[[ The data, beginning ]]

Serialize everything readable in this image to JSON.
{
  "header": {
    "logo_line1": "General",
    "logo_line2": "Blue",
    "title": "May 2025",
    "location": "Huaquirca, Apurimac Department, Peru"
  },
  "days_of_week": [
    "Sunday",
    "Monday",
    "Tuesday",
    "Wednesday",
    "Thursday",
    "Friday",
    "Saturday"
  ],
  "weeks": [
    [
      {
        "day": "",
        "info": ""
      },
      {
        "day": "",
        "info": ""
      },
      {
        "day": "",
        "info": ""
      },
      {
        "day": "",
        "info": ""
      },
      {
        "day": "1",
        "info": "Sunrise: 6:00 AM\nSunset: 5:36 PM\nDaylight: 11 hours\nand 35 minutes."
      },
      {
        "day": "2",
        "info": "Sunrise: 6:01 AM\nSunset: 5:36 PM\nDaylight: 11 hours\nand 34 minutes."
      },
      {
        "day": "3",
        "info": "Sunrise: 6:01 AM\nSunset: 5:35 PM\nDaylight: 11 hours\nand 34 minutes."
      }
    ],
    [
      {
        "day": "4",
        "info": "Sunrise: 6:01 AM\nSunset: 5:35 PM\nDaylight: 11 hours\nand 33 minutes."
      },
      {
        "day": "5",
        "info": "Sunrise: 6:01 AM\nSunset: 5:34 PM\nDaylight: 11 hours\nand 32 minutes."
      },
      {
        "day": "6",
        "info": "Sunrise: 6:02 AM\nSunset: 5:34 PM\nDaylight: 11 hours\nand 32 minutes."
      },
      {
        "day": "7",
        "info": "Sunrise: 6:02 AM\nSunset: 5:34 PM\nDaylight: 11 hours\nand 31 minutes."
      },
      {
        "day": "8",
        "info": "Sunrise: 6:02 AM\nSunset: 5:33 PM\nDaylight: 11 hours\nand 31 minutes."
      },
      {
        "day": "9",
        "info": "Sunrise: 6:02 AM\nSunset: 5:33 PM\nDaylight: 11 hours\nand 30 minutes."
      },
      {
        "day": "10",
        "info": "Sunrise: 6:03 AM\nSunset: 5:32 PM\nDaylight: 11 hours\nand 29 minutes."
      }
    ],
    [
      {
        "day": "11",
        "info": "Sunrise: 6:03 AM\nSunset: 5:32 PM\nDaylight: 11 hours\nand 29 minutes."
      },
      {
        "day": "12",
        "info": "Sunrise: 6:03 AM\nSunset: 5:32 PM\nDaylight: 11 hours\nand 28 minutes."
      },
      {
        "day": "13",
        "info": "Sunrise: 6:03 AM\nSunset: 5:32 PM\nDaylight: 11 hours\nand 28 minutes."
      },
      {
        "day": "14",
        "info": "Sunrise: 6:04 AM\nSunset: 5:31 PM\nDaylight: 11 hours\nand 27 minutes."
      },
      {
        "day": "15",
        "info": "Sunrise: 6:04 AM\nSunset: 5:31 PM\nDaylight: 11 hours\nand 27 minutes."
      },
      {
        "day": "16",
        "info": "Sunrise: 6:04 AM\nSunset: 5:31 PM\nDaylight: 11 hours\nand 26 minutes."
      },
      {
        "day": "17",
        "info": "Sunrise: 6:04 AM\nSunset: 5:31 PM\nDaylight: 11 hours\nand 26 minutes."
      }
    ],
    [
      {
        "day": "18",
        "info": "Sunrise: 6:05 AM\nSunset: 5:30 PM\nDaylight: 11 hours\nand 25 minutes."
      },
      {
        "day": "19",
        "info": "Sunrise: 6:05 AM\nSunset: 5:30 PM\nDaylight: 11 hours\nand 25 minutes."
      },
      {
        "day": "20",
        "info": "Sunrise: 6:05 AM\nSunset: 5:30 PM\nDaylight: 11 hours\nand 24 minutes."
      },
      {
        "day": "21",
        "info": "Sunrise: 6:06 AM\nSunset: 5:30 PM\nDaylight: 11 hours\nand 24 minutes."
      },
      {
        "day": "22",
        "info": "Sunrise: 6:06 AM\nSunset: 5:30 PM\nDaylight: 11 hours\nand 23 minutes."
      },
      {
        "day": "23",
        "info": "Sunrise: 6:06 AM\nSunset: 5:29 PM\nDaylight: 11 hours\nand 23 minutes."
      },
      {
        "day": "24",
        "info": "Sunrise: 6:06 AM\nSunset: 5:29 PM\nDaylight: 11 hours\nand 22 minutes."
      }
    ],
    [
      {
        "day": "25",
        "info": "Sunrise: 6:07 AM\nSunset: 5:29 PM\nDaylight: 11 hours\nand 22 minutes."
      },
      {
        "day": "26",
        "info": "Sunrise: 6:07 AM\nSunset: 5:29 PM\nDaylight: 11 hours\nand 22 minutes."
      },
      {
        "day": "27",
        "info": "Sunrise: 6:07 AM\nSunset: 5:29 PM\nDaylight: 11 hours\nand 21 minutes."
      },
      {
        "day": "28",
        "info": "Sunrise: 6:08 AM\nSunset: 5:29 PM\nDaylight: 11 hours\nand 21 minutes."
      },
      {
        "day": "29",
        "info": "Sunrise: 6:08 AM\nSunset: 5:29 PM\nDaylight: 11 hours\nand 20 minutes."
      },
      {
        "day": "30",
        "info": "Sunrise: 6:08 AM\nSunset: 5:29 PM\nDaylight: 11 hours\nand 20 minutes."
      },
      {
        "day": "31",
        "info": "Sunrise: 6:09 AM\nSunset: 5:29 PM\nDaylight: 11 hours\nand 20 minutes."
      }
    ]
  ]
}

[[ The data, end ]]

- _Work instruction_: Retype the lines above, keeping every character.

- _Solution for this task_:
Serialize everything readable in this image to JSON.
{
  "header": {
    "logo_line1": "General",
    "logo_line2": "Blue",
    "title": "May 2025",
    "location": "Huaquirca, Apurimac Department, Peru"
  },
  "days_of_week": [
    "Sunday",
    "Monday",
    "Tuesday",
    "Wednesday",
    "Thursday",
    "Friday",
    "Saturday"
  ],
  "weeks": [
    [
      {
        "day": "",
        "info": ""
      },
      {
        "day": "",
        "info": ""
      },
      {
        "day": "",
        "info": ""
      },
      {
        "day": "",
        "info": ""
      },
      {
        "day": "1",
        "info": "Sunrise: 6:00 AM\nSunset: 5:36 PM\nDaylight: 11 hours\nand 35 minutes."
      },
      {
        "day": "2",
        "info": "Sunrise: 6:01 AM\nSunset: 5:36 PM\nDaylight: 11 hours\nand 34 minutes."
      },
      {
        "day": "3",
        "info": "Sunrise: 6:01 AM\nSunset: 5:35 PM\nDaylight: 11 hours\nand 34 minutes."
      }
    ],
    [
      {
        "day": "4",
        "info": "Sunrise: 6:01 AM\nSunset: 5:35 PM\nDaylight: 11 hours\nand 33 minutes."
      },
      {
        "day": "5",
        "info": "Sunrise: 6:01 AM\nSunset: 5:34 PM\nDaylight: 11 hours\nand 32 minutes."
      },
      {
        "day": "6",
        "info": "Sunrise: 6:02 AM\nSunset: 5:34 PM\nDaylight: 11 hours\nand 32 minutes."
      },
      {
        "day": "7",
        "info": "Sunrise: 6:02 AM\nSunset: 5:34 PM\nDaylight: 11 hours\nand 31 minutes."
      },
      {
        "day": "8",
        "info": "Sunrise: 6:02 AM\nSunset: 5:33 PM\nDaylight: 11 hours\nand 31 minutes."
      },
      {
        "day": "9",
        "info": "Sunrise: 6:02 AM\nSunset: 5:33 PM\nDaylight: 11 hours\nand 30 minutes."
      },
      {
        "day": "10",
        "info": "Sunrise: 6:03 AM\nSunset: 5:32 PM\nDaylight: 11 hours\nand 29 minutes."
      }
    ],
    [
      {
        "day": "11",
        "info": "Sunrise: 6:03 AM\nSunset: 5:32 PM\nDaylight: 11 hours\nand 29 minutes."
      },
      {
        "day": "12",
        "info": "Sunrise: 6:03 AM\nSunset: 5:32 PM\nDaylight: 11 hours\nand 28 minutes."
      },
      {
        "day": "13",
        "info": "Sunrise: 6:03 AM\nSunset: 5:32 PM\nDaylight: 11 hours\nand 28 minutes."
      },
      {
        "day": "14",
        "info": "Sunrise: 6:04 AM\nSunset: 5:31 PM\nDaylight: 11 hours\nand 27 minutes."
      },
      {
        "day": "15",
        "info": "Sunrise: 6:04 AM\nSunset: 5:31 PM\nDaylight: 11 hours\nand 27 minutes."
      },
      {
        "day": "16",
        "info": "Sunrise: 6:04 AM\nSunset: 5:31 PM\nDaylight: 11 hours\nand 26 minutes."
      },
      {
        "day": "17",
        "info": "Sunrise: 6:04 AM\nSunset: 5:31 PM\nDaylight: 11 hours\nand 26 minutes."
      }
    ],
    [
      {
        "day": "18",
        "info": "Sunrise: 6:05 AM\nSunset: 5:30 PM\nDaylight: 11 hours\nand 25 minutes."
      },
      {
        "day": "19",
        "info": "Sunrise: 6:05 AM\nSunset: 5:30 PM\nDaylight: 11 hours\nand 25 minutes."
      },
      {
        "day": "20",
        "info": "Sunrise: 6:05 AM\nSunset: 5:30 PM\nDaylight: 11 hours\nand 24 minutes."
      },
      {
        "day": "21",
        "info": "Sunrise: 6:06 AM\nSunset: 5:30 PM\nDaylight: 11 hours\nand 24 minutes."
      },
      {
        "day": "22",
        "info": "Sunrise: 6:06 AM\nSunset: 5:30 PM\nDaylight: 11 hours\nand 23 minutes."
      },
      {
        "day": "23",
        "info": "Sunrise: 6:06 AM\nSunset: 5:29 PM\nDaylight: 11 hours\nand 23 minutes."
      },
      {
        "day": "24",
        "info": "Sunrise: 6:06 AM\nSunset: 5:29 PM\nDaylight: 11 hours\nand 22 minutes."
      }
    ],
    [
      {
        "day": "25",
        "info": "Sunrise: 6:07 AM\nSunset: 5:29 PM\nDaylight: 11 hours\nand 22 minutes."
      },
      {
        "day": "26",
        "info": "Sunrise: 6:07 AM\nSunset: 5:29 PM\nDaylight: 11 hours\nand 22 minutes."
      },
      {
        "day": "27",
        "info": "Sunrise: 6:07 AM\nSunset: 5:29 PM\nDaylight: 11 hours\nand 21 minutes."
      },
      {
        "day": "28",
        "info": "Sunrise: 6:08 AM\nSunset: 5:29 PM\nDaylight: 11 hours\nand 21 minutes."
      },
      {
        "day": "29",
        "info": "Sunrise: 6:08 AM\nSunset: 5:29 PM\nDaylight: 11 hours\nand 20 minutes."
      },
      {
        "day": "30",
        "info": "Sunrise: 6:08 AM\nSunset: 5:29 PM\nDaylight: 11 hours\nand 20 minutes."
      },
      {
        "day": "31",
        "info": "Sunrise: 6:09 AM\nSunset: 5:29 PM\nDaylight: 11 hours\nand 20 minutes."
      }
    ]
  ]
}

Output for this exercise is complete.